= Data provided =

----------------

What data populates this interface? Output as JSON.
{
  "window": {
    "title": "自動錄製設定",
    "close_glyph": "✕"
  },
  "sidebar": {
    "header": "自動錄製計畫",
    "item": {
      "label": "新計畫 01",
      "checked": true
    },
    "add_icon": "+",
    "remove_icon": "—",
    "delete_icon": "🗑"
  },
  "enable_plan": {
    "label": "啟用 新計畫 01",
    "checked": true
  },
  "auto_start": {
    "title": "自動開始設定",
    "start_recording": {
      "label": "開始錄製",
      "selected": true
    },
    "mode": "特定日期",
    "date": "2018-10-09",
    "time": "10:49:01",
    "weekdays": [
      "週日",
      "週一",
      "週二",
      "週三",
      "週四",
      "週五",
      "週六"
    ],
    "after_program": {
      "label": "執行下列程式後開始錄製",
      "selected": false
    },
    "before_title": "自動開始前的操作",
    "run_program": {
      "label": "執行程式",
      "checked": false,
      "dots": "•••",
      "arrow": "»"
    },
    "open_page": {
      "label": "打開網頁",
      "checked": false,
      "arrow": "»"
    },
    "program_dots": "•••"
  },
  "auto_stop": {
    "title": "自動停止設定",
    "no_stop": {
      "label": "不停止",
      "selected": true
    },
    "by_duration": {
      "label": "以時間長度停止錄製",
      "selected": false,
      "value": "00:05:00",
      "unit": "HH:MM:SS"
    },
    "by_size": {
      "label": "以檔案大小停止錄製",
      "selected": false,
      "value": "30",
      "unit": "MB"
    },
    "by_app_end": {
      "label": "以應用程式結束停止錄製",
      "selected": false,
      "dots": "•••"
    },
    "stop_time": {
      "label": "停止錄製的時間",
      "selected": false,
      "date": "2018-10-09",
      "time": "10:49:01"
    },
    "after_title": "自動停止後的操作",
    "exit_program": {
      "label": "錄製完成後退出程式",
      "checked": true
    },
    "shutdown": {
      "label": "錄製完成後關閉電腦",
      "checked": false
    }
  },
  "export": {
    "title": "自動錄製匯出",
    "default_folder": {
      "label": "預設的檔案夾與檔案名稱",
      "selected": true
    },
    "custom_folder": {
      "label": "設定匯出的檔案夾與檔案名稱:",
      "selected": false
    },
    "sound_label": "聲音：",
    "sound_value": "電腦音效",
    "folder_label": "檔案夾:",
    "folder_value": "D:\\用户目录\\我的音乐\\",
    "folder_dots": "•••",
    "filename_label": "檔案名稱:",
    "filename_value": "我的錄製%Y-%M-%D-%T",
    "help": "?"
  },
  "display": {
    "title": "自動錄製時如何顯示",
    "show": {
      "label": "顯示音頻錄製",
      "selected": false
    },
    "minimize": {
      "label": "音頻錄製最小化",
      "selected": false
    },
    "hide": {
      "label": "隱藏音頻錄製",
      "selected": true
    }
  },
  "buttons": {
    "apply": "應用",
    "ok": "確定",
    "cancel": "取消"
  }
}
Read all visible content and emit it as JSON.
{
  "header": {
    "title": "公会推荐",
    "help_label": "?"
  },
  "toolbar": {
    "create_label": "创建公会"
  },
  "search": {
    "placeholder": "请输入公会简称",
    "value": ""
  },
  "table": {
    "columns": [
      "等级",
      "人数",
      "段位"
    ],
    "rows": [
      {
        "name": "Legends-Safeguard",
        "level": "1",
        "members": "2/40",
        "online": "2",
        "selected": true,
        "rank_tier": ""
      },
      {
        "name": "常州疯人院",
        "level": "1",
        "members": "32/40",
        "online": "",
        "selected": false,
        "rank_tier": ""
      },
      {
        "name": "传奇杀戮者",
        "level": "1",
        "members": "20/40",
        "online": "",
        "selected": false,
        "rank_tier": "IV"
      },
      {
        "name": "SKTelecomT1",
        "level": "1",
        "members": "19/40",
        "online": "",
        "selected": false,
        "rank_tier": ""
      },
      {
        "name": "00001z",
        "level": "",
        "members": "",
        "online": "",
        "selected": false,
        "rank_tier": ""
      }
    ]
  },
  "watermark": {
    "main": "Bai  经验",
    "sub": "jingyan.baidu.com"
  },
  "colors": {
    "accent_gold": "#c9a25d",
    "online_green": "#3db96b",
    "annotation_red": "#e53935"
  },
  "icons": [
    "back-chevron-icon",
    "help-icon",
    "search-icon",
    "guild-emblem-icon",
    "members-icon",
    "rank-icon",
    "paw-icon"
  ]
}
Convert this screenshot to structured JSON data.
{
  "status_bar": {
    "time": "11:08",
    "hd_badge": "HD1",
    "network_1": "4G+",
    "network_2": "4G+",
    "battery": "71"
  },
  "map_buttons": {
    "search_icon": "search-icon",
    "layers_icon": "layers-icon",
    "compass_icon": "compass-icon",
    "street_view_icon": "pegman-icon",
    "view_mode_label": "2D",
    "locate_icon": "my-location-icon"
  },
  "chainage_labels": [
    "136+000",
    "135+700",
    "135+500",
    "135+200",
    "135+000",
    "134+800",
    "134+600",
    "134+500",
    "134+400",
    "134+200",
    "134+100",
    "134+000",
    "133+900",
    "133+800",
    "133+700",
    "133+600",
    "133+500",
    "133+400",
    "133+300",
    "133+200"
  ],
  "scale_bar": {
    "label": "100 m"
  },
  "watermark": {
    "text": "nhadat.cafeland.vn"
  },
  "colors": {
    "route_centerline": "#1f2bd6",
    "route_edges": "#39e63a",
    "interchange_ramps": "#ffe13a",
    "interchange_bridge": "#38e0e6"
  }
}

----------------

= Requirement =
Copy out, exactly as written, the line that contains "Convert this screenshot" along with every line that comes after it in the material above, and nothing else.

= Solved exercise =
Convert this screenshot to structured JSON data.
{
  "status_bar": {
    "time": "11:08",
    "hd_badge": "HD1",
    "network_1": "4G+",
    "network_2": "4G+",
    "battery": "71"
  },
  "map_buttons": {
    "search_icon": "search-icon",
    "layers_icon": "layers-icon",
    "compass_icon": "compass-icon",
    "street_view_icon": "pegman-icon",
    "view_mode_label": "2D",
    "locate_icon": "my-location-icon"
  },
  "chainage_labels": [
    "136+000",
    "135+700",
    "135+500",
    "135+200",
    "135+000",
    "134+800",
    "134+600",
    "134+500",
    "134+400",
    "134+200",
    "134+100",
    "134+000",
    "133+900",
    "133+800",
    "133+700",
    "133+600",
    "133+500",
    "133+400",
    "133+300",
    "133+200"
  ],
  "scale_bar": {
    "label": "100 m"
  },
  "watermark": {
    "text": "nhadat.cafeland.vn"
  },
  "colors": {
    "route_centerline": "#1f2bd6",
    "route_edges": "#39e63a",
    "interchange_ramps": "#ffe13a",
    "interchange_bridge": "#38e0e6"
  }
}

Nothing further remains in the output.